Task statement |
Please return every line from the entries that has the string "Radius" in it.

Element data from apps and pages:

# # # #

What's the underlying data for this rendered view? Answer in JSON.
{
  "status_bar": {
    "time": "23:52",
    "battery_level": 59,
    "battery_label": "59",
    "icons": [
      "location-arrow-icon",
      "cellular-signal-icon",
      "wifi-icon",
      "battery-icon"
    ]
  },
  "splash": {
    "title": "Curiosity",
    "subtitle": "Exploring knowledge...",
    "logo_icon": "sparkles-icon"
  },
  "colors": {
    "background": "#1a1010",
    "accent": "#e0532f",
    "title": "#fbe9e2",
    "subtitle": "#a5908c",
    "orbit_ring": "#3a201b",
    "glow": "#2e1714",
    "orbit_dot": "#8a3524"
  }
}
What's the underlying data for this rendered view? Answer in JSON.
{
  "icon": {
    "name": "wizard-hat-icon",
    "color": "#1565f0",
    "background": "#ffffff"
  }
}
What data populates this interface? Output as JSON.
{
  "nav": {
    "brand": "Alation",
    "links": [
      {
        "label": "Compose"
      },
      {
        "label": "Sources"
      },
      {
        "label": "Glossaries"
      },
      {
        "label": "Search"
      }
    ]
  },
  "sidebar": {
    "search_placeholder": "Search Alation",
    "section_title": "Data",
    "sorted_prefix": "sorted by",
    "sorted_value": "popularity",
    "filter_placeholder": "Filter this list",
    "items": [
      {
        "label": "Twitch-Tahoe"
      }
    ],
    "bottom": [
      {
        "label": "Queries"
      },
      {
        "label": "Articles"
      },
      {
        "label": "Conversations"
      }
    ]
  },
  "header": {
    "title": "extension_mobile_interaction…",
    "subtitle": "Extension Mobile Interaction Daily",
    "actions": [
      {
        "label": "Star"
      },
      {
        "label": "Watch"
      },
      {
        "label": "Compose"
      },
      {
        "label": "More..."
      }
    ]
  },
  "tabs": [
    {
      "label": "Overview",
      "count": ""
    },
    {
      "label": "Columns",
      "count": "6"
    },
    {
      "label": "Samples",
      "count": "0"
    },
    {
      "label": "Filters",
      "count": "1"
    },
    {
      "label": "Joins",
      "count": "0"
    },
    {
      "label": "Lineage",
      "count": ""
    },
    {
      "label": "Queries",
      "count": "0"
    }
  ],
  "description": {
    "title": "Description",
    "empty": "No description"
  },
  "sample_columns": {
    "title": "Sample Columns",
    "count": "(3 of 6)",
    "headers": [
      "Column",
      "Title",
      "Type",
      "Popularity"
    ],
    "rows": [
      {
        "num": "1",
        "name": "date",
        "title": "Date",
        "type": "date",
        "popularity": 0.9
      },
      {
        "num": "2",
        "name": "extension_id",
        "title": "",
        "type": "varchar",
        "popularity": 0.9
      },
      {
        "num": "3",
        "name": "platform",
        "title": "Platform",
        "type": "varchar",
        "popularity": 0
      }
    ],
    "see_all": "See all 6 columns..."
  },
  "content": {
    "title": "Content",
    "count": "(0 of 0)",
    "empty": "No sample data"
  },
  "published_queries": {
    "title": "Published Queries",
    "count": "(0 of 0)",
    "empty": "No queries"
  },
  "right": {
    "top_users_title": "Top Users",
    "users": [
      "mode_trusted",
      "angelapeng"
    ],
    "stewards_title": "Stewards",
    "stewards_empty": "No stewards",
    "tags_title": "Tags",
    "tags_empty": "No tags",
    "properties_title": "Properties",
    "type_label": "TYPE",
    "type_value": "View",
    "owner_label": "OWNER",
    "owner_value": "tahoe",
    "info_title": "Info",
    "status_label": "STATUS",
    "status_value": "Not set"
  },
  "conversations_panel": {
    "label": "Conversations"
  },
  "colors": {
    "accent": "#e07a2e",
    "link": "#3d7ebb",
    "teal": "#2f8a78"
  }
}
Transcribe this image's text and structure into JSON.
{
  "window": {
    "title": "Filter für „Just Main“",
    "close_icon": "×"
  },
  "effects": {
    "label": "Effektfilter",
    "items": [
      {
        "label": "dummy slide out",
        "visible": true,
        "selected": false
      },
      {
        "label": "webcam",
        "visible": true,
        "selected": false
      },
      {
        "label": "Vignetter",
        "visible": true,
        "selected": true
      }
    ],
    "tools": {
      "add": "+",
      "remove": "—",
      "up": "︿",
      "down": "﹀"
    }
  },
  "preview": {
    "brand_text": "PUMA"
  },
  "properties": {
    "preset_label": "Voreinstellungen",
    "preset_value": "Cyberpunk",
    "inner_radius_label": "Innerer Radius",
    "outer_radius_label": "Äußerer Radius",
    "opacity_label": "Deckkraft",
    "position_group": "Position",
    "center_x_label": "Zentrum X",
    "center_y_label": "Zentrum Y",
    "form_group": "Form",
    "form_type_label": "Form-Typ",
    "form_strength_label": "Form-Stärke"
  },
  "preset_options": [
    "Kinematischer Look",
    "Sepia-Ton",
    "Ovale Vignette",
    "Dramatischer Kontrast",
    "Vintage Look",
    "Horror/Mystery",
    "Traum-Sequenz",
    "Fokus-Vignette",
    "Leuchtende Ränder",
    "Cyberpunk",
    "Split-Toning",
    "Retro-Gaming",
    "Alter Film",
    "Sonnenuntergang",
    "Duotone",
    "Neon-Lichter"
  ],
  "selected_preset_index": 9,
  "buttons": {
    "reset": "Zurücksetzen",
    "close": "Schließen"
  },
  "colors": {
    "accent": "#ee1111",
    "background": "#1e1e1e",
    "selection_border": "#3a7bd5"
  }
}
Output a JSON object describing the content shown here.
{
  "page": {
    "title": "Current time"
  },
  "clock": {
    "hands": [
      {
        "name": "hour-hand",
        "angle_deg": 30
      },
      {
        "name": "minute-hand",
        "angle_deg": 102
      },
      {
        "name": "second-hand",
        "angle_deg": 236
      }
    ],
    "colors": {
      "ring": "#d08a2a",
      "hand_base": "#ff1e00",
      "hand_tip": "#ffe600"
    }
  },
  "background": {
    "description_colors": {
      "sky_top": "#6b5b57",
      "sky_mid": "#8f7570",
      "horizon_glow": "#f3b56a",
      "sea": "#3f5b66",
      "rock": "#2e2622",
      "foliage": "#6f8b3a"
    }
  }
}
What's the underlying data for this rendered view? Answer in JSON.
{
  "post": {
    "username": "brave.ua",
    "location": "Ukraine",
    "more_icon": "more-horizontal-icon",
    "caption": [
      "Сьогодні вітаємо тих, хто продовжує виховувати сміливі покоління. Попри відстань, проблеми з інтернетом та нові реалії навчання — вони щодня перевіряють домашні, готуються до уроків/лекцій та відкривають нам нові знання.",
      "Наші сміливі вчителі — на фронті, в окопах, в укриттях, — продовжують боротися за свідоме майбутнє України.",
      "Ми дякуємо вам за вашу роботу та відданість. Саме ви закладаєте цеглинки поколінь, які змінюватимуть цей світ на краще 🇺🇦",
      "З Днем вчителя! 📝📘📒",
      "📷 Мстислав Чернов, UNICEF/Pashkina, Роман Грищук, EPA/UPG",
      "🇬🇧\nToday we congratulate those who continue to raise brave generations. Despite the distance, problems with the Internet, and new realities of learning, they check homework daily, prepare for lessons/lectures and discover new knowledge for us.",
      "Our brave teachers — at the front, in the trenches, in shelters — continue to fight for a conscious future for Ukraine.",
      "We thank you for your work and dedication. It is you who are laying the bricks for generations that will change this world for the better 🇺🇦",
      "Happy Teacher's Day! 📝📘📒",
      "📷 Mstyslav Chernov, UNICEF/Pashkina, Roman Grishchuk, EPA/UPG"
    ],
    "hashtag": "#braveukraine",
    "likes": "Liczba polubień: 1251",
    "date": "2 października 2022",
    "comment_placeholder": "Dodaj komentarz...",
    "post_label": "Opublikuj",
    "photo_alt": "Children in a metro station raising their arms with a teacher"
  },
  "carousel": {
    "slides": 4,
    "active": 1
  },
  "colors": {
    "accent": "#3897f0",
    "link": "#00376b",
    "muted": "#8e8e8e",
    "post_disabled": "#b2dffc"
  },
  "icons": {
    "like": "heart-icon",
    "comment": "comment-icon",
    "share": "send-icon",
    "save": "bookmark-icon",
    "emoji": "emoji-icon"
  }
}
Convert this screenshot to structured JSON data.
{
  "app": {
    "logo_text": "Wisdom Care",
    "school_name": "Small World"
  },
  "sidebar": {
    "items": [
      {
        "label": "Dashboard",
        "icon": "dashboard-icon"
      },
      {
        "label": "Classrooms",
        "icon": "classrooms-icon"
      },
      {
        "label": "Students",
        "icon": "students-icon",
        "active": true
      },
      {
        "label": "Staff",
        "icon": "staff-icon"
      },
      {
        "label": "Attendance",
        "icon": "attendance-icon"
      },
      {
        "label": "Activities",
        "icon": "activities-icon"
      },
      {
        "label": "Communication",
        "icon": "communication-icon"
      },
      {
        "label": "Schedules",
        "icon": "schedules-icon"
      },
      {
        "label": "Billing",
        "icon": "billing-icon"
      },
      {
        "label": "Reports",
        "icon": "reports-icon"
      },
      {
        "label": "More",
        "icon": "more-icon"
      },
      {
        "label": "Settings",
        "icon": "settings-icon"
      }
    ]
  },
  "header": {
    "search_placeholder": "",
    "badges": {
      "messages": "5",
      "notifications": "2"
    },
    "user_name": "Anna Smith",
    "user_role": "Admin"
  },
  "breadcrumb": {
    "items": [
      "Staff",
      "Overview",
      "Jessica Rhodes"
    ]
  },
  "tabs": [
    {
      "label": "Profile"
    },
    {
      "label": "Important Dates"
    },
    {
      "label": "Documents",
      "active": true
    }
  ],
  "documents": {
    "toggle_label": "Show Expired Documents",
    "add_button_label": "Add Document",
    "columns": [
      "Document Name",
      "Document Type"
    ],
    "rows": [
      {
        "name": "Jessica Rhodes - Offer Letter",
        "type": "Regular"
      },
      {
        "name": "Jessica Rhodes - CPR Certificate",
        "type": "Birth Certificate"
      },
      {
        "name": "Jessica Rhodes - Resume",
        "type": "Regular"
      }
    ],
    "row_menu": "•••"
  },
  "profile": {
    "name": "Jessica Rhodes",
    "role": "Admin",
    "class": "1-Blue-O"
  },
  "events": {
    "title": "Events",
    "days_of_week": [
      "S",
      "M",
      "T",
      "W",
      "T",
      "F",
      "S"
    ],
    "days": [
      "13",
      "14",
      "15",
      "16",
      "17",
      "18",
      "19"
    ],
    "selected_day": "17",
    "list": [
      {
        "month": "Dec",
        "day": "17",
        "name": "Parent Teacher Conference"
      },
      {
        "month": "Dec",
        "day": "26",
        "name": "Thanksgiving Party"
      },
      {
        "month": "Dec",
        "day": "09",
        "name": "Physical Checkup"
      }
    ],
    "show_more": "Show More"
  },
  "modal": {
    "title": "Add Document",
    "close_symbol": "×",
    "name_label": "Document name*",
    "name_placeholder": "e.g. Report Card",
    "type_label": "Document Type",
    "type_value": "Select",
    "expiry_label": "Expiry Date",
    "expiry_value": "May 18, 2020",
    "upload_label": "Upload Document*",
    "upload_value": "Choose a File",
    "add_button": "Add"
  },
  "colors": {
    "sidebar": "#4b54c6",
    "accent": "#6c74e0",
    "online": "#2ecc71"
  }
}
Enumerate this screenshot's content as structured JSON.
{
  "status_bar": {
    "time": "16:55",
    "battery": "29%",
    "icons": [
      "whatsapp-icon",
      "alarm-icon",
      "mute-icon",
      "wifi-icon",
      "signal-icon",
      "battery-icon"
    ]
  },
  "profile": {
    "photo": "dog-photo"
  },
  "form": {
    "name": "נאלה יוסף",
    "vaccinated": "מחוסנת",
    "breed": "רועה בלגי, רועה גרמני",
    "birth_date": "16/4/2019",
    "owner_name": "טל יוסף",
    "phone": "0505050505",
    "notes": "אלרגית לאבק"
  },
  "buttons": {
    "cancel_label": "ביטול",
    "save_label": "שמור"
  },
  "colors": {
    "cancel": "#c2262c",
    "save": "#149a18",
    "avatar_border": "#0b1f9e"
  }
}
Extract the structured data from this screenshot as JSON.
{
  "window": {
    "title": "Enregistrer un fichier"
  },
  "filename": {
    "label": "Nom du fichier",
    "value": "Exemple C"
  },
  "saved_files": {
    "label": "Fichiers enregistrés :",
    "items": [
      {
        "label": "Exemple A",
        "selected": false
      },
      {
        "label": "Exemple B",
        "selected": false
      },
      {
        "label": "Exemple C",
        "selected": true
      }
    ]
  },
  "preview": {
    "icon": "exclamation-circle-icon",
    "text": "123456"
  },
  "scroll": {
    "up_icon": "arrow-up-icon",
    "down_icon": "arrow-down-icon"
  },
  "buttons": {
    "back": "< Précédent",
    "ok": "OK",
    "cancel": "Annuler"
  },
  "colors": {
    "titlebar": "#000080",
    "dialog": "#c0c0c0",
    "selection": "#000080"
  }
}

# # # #

Written reply |
    "inner_radius_label": "Innerer Radius",
    "outer_radius_label": "Äußerer Radius",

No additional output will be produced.